╔══

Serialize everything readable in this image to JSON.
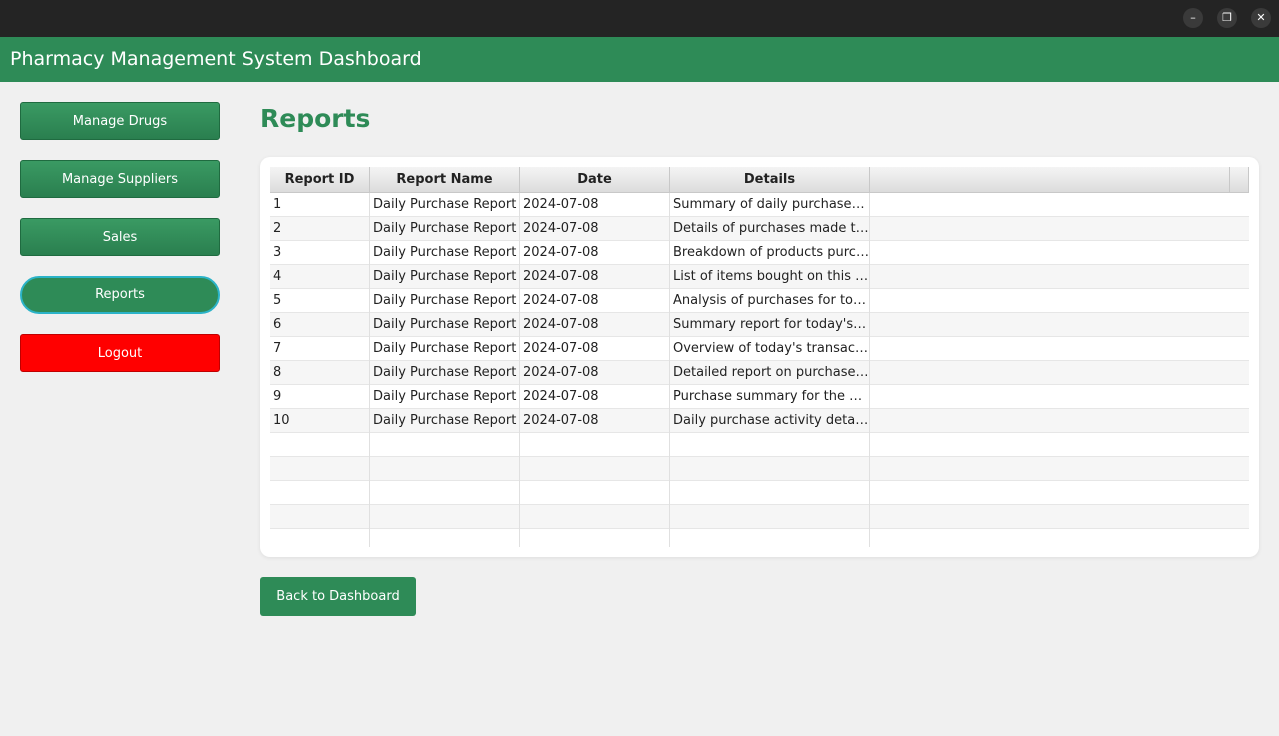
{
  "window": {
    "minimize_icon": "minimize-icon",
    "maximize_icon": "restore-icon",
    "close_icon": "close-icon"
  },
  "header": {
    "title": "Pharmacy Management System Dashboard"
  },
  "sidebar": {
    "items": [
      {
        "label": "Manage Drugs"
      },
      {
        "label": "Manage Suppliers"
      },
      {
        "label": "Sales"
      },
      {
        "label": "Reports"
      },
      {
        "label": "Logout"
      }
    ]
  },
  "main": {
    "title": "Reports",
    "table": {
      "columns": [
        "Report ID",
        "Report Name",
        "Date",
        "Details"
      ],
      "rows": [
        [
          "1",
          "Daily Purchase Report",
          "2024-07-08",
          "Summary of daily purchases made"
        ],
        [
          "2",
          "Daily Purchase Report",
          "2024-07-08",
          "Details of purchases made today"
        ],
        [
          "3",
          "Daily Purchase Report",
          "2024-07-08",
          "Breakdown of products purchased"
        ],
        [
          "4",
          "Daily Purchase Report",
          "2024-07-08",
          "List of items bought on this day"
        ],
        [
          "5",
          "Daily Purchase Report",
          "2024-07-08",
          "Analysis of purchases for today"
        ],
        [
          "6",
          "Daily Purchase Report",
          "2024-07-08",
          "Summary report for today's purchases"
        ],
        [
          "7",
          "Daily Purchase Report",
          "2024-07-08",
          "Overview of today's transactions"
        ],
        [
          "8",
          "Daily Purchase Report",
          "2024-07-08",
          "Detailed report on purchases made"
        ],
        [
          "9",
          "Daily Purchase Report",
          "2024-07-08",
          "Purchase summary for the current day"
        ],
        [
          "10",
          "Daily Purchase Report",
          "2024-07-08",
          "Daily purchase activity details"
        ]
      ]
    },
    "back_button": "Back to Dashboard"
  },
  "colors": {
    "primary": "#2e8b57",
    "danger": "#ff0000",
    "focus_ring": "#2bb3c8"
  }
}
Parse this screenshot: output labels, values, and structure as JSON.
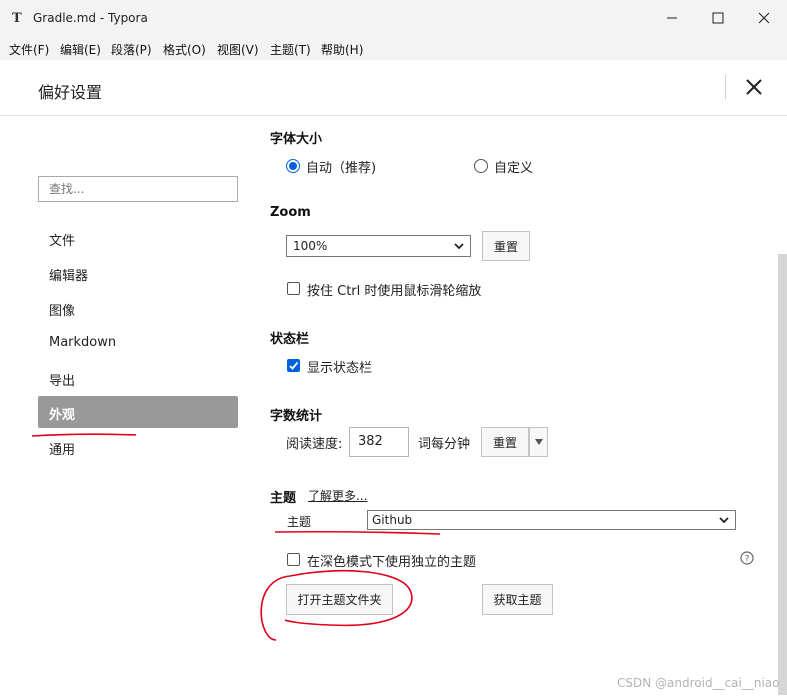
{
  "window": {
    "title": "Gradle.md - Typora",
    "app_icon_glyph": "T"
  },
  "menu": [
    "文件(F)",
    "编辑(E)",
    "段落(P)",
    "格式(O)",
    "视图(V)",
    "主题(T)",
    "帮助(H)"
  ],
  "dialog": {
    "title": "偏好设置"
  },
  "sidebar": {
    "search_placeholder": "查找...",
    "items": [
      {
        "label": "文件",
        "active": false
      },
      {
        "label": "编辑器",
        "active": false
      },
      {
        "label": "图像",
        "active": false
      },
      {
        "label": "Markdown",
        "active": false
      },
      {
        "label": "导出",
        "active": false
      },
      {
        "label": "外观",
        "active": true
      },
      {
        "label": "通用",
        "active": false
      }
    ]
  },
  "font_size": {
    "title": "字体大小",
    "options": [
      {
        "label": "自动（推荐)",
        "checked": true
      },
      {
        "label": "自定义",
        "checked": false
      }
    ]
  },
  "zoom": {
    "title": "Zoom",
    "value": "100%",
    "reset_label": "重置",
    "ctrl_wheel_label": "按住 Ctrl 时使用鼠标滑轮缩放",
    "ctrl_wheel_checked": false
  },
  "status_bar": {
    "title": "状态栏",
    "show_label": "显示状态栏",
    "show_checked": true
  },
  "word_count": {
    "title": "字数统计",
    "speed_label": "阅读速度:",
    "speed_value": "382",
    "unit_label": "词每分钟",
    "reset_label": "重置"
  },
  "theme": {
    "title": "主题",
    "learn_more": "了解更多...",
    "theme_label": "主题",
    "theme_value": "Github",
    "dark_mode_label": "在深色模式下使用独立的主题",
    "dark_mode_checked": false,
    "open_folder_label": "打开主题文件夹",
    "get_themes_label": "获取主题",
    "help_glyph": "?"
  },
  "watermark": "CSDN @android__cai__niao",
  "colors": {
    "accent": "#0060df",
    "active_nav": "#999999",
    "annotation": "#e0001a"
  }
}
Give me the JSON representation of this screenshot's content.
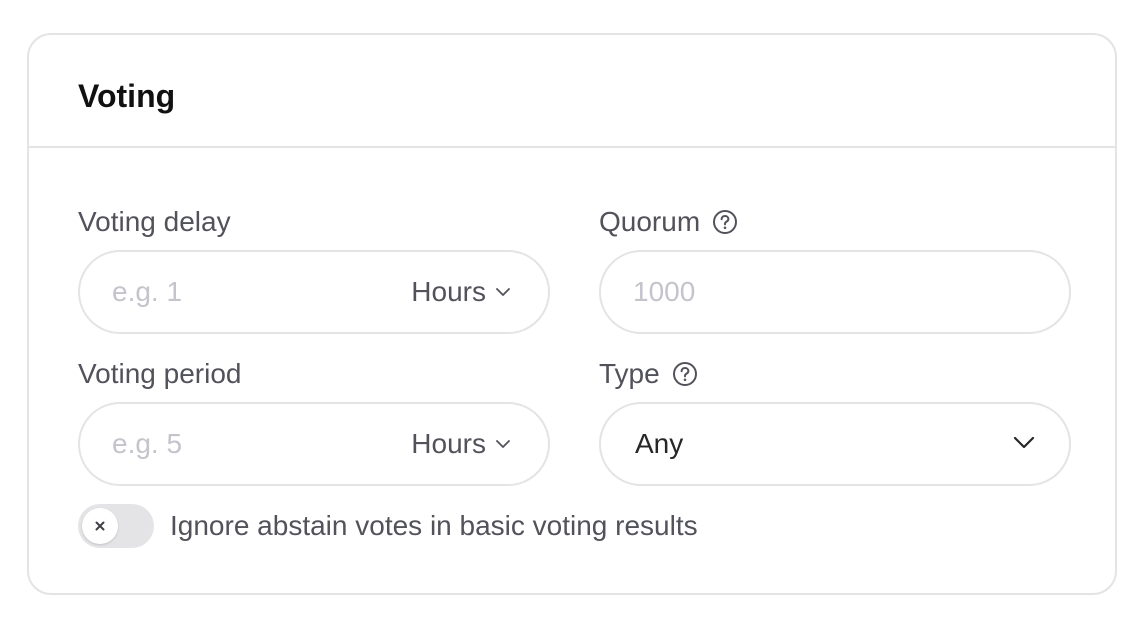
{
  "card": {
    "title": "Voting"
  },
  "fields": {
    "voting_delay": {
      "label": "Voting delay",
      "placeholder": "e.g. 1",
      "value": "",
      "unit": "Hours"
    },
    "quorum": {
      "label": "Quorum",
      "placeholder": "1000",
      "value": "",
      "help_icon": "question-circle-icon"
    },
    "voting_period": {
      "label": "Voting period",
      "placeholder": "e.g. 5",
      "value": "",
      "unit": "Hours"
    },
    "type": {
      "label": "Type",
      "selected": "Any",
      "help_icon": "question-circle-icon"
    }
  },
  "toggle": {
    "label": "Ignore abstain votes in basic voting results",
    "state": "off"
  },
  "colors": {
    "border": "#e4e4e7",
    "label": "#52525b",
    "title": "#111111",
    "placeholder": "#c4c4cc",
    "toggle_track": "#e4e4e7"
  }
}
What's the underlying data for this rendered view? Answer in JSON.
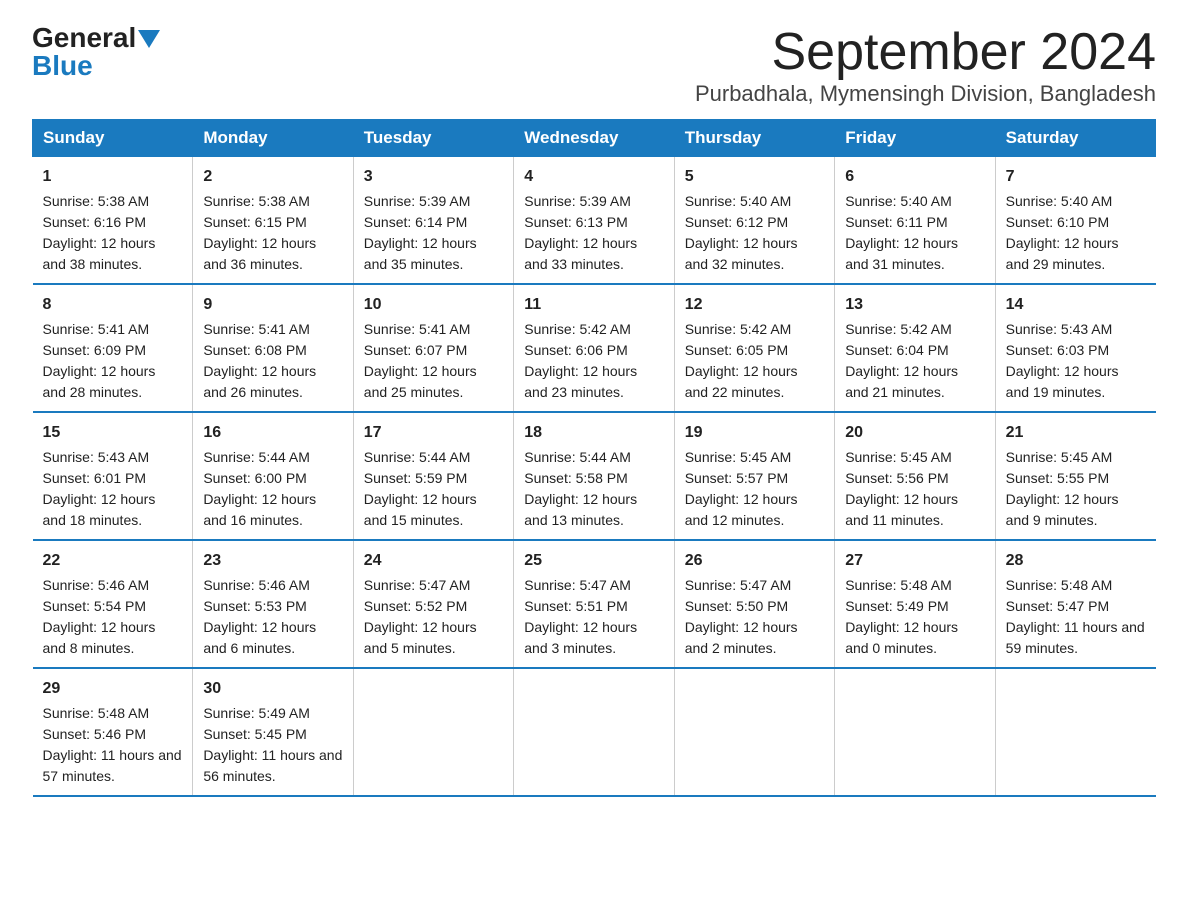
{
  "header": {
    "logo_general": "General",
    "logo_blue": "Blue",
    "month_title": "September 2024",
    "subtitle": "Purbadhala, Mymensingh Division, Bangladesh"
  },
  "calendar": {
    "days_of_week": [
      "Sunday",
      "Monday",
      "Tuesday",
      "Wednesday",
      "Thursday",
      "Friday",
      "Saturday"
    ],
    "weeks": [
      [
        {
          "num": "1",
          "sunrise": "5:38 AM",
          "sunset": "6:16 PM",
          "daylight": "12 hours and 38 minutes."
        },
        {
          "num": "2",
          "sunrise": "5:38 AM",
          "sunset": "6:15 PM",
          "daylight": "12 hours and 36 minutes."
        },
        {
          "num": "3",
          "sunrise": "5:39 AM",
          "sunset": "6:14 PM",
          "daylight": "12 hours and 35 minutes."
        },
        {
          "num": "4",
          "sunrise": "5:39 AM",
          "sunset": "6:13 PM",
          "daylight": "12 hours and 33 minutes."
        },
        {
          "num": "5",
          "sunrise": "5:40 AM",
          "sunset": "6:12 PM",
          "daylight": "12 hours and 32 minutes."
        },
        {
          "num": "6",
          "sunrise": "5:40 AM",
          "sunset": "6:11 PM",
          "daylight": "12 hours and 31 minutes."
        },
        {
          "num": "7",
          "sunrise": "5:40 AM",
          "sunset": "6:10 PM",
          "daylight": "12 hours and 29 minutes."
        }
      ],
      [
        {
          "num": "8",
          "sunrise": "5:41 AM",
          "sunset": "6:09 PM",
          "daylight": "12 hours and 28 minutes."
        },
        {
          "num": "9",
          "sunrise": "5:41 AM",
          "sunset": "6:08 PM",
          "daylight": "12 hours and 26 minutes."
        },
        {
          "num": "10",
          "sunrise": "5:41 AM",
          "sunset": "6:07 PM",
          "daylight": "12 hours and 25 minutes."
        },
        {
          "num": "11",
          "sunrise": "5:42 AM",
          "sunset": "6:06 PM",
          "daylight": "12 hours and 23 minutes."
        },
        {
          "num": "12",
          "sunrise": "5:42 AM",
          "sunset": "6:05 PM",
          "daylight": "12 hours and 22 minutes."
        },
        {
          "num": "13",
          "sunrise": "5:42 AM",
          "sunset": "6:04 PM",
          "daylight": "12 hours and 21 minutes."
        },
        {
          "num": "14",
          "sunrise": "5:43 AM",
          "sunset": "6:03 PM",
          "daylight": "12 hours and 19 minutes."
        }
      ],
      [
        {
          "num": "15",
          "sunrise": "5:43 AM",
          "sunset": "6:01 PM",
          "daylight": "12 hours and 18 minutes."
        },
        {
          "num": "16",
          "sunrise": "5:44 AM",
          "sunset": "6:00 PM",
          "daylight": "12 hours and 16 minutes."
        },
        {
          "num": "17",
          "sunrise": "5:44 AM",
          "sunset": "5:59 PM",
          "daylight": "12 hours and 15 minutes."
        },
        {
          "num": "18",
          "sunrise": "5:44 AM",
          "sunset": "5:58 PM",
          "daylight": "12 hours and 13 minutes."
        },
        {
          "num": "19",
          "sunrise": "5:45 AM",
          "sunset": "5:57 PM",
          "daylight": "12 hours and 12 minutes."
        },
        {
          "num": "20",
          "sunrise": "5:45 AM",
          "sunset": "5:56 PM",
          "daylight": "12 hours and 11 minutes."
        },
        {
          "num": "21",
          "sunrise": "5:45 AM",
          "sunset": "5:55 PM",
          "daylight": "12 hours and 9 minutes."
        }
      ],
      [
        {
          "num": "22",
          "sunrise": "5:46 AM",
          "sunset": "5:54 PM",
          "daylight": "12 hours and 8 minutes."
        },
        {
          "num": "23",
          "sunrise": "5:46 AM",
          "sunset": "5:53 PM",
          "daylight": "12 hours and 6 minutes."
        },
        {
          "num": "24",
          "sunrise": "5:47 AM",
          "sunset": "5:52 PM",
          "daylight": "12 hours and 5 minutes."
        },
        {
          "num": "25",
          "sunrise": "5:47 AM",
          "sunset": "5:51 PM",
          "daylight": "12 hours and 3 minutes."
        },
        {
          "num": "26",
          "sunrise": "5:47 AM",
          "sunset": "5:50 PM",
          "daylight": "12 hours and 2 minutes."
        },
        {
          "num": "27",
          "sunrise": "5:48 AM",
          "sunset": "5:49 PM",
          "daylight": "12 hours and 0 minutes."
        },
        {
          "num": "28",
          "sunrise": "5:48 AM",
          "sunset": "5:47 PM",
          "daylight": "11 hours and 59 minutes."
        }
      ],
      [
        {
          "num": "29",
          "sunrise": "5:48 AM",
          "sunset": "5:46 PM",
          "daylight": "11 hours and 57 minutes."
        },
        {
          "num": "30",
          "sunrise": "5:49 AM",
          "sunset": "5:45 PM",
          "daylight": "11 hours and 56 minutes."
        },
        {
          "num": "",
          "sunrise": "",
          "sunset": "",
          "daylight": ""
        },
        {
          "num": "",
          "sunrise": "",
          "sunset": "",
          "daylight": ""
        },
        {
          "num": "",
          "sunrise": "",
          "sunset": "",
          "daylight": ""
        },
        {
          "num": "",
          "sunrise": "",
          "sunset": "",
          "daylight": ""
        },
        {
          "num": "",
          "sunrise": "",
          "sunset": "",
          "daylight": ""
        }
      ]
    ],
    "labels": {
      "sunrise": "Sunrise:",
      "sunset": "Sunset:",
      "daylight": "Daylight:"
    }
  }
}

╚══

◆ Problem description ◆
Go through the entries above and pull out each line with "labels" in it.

◆ Answer box ◆
Parse this screenshot: output labels, values, and structure as JSON.
    "labels": {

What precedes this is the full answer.